### The problem
Which lines of the material hold the word "avatar"? Copy each one.

Data to process Block Start

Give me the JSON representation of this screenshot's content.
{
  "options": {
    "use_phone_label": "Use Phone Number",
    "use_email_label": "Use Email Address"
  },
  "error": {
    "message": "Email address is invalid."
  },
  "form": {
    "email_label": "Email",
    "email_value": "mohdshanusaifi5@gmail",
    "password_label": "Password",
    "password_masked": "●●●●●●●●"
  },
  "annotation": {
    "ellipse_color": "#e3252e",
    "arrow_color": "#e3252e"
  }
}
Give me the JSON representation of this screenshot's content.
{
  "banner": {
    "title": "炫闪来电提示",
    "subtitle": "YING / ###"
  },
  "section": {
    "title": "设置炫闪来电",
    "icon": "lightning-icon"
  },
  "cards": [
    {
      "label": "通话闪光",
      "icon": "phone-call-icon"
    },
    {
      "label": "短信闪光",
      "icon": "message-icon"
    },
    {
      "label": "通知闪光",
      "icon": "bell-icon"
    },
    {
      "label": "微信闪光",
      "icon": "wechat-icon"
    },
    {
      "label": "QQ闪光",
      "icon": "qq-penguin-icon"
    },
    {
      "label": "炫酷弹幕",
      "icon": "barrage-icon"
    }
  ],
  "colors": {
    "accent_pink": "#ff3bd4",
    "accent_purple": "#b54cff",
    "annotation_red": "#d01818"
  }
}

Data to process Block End
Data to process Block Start

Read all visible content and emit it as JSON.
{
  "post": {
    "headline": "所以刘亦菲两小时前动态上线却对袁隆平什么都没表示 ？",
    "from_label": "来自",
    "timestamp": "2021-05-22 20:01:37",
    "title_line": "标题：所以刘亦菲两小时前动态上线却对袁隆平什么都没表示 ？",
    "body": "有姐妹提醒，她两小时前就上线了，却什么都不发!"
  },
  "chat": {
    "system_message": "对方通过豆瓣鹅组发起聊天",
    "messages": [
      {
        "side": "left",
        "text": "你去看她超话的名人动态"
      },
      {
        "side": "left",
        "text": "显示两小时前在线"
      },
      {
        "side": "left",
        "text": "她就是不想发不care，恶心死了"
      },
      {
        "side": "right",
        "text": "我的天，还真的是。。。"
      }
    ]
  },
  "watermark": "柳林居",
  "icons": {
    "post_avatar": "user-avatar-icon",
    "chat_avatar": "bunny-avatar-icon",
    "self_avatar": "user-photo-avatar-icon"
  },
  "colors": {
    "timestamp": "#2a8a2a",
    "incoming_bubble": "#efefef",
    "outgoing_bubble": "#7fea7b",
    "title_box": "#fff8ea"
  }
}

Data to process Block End

### Solution
    "post_avatar": "user-avatar-icon",
    "chat_avatar": "bunny-avatar-icon",
    "self_avatar": "user-photo-avatar-icon"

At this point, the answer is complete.